The markets then ask will there be a rights issue to get the capitalisation back up again, and the Deutschers say nein nein nein nein, but the Wall Street Journal then writes a piece about “fears of capital raising”, and this makes things look even worse for the already beleaguered shareholders, who decide to cut their losses and run. Frau Doktor Mirakle then intervenes to say there will be no Bundesbailout: that confirms the very worst fears of the doubly-incontinent neurotics in the markets. The price drops further, and we can expect more bloodshed today (Tuesday).

So just to summarise the situation here, if DB doesn’t ask for aid, it is negligent; if it does ask for aid, it is in very deep trouble; and if the aid is then denied, it is doomed. Such is the intricately intelligent nature of mad banks exposed to market mania in the context of political leaders painted into a corner. If you have lots of capital despite being so exposed, that’s a lot of capital at risk, so let’s get outta here. Now look – there’s a lot of investors over there who were over here where we are. They must know something we don’t, so let’s get outta here and go over there. And the Government says whooaaaa, we’re not going there, we’re just gonna watch from here.

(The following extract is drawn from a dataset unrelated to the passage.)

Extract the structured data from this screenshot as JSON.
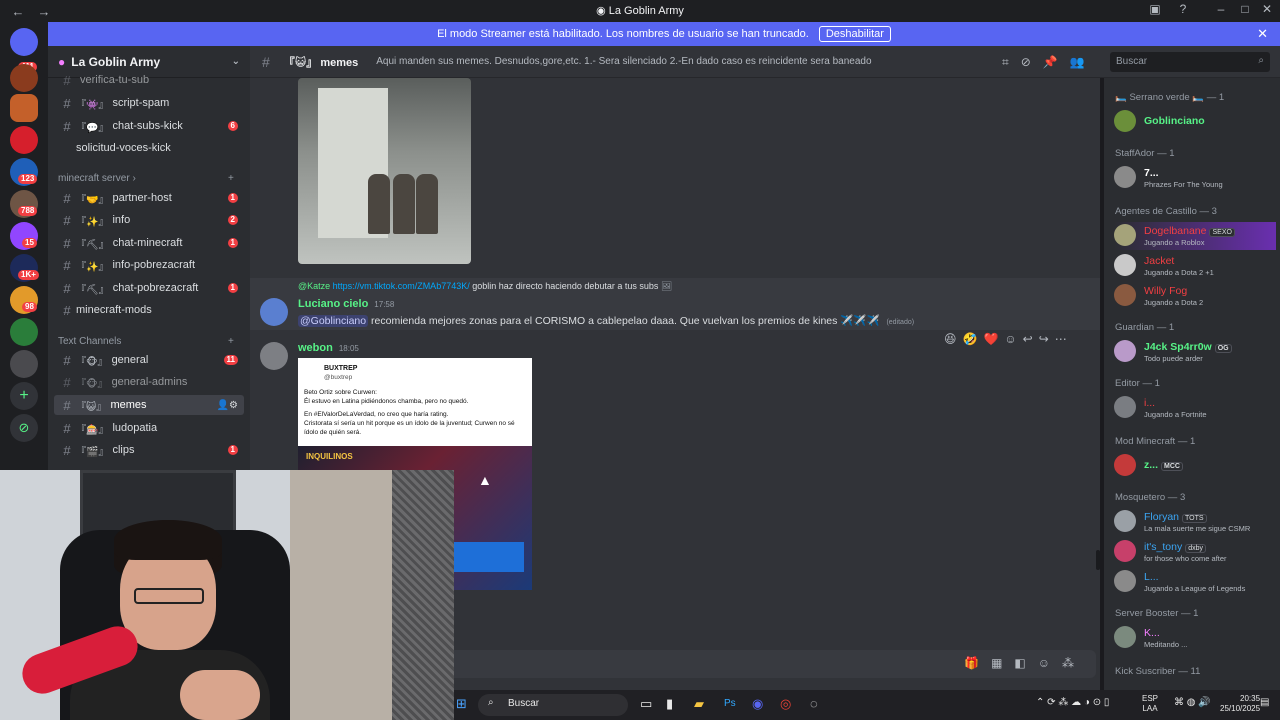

You might call this debunking de banker debacle of debased debauchery when de Doktor Merkel dunked in de Nile by de migrant debate. It all feels a bit derivative (Gerritt?) of Lehman.

The EU strategy in the face of four very exposed banks – Deutsche, Dei Peischi, one British bank and another in Spain – is the template designed by failed Dutch hairdresser Jereboam Dieselbung and his twisted Dalek controller, Wildgang Schicklegrüber. This is called ‘bailin’ – which is different to ‘bailout’.

A bailout is where the taxpayers pick up the tab, and even when there is no money left at all, more money is created to stabilise the bank. There is no known taxpayer in Europe that isn’t also a bank depositor.

A bailin is where the bank’s depositors pick up the tab, and lose all their money even when they don’t have any in the first place…which is used to stabilise the bank. There is no known bank depositor in Europe who isn’t also a taxpayer.

I hope that clears things up at the start of the day, so let’s get to it folks: work harder for longer for less, lose all your money and your welfare  entitlements….and be thankful that we’re all in the same boat.

Last week at The Slog: Book-cooking recipes at the US Fed